Kerketta was selected for the Aaj Tak Sahitya Jagriti Udyaman Pratibha Samman.
Distressed about the lack of respect being given to Adivasis in Manipur, Adivasi writer Jacinta Kerketta, refused an award from the India Today group for her work.
Kerketta is an acclaimed writer, poet and journalist from Jharkhand and a member of the Oraon Adivasi community. Her work has highlighted the plight of Adivasi communities. On November 21, she said she received a call and a message about being selected for the Aaj Tak Sahitya Jagriti Udyaman Pratibha Samman for her book Ishwar aur Bazaar, published in 2022. The award came along with a prize of Rs 50,000.
There are eight categories in the Sahitya Aaj Tak awards to promote and honour Indian language and literature. The awards will be held at the National Stadium in New Delhi for three days, starting today. The book Ishwar aur bazar also focuses on religion, power, and grassroot struggles of tribals.
But Kerketta chose not to accept the honour. An India Today representative confirmed the same.
“This is coming at a time when the respect for life of the tribals of Manipur is ending,” she told Newslaundry. “The respect for life of the tribals in central India is disappearing as well, and people from other communities are also being attacked continuously in the global society. My mind remains distressed and I am not feeling any thrill or happiness with this acknowledgment.”
Kerketta also emphasised that this wasn’t about singling out a particular media house.

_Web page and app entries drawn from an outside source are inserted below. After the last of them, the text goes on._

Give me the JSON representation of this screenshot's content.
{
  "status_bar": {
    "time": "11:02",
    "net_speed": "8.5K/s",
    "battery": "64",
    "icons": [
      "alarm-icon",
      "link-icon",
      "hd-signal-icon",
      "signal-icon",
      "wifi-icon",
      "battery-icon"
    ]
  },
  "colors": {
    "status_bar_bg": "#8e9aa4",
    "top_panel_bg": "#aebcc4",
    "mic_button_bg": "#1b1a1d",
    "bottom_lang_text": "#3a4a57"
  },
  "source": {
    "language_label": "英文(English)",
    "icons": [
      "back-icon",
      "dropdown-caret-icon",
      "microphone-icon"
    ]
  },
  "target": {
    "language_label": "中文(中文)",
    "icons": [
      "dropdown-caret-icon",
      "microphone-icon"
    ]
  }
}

“The whole country knows how some reputed mainstream media houses and news channels were maintaining silence on the incidents in Manipur,” she said. “Mainstream media has never tried to bring to light the plight of Adivasis in a respectful manner. It’s not just about one media house, but any decision I take will definitely be influenced by how the so-called mainstream media of the country plays its role towards marginalised people.”
The writer told Newslaundry that in response to her declining the award, Aaj Tak’s representative told her that he has great respect for this pain and her grassroots struggle, and that civilised society and sensitive humans also feel the same. He also acknowledged to her that her writings have continuously raised a strong voice in favour of justice and humanity.
Kerketta said: “When we write a book, the book becomes important for society, but the people do not. This is not our way of looking at things. We want to celebrate our work collectively…What should a writer or poet do just for his own respect? Because of these things, I refused to accept the honour.”